Data shown »
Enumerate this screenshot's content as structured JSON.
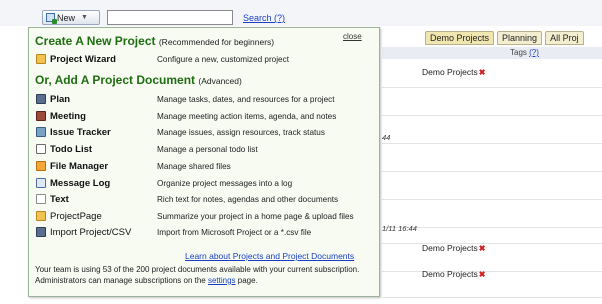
{
  "toolbar": {
    "new_label": "New",
    "search_value": "",
    "search_link": "Search (?)"
  },
  "tabs": [
    "Demo Projects",
    "Planning",
    "All Proj"
  ],
  "tags_header": {
    "label": "Tags",
    "help": "(?)"
  },
  "background_rows": [
    {
      "tag": "Demo Projects"
    },
    {
      "date": "44"
    },
    {
      "date": "1/11 16:44"
    },
    {
      "tag": "Demo Projects"
    },
    {
      "tag": "Demo Projects"
    }
  ],
  "popup": {
    "close_label": "close",
    "create_heading": "Create A New Project",
    "create_sub": "(Recommended for beginners)",
    "add_heading": "Or, Add A Project Document",
    "add_sub": "(Advanced)",
    "wizard": {
      "name": "Project Wizard",
      "desc": "Configure a new, customized project",
      "icon": "wizard-icon"
    },
    "documents": [
      {
        "name": "Plan",
        "desc": "Manage tasks, dates, and resources for a project",
        "icon": "plan-icon"
      },
      {
        "name": "Meeting",
        "desc": "Manage meeting action items, agenda, and notes",
        "icon": "meeting-icon"
      },
      {
        "name": "Issue Tracker",
        "desc": "Manage issues, assign resources, track status",
        "icon": "issue-tracker-icon"
      },
      {
        "name": "Todo List",
        "desc": "Manage a personal todo list",
        "icon": "todo-list-icon"
      },
      {
        "name": "File Manager",
        "desc": "Manage shared files",
        "icon": "file-manager-icon"
      },
      {
        "name": "Message Log",
        "desc": "Organize project messages into a log",
        "icon": "message-log-icon"
      },
      {
        "name": "Text",
        "desc": "Rich text for notes, agendas and other documents",
        "icon": "text-icon"
      },
      {
        "name": "ProjectPage",
        "desc": "Summarize your project in a home page & upload files",
        "icon": "project-page-icon"
      },
      {
        "name": "Import Project/CSV",
        "desc": "Import from Microsoft Project or a *.csv file",
        "icon": "import-csv-icon"
      }
    ],
    "learn_link": "Learn about Projects and Project Documents",
    "footer_text_1": "Your team is using 53 of the 200 project documents available with your current subscription. Administrators can manage subscriptions on the ",
    "footer_link": "settings",
    "footer_text_2": " page."
  }
}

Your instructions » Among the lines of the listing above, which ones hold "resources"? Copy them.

Exercise result »
        "desc": "Manage tasks, dates, and resources for a project",
        "desc": "Manage issues, assign resources, track status",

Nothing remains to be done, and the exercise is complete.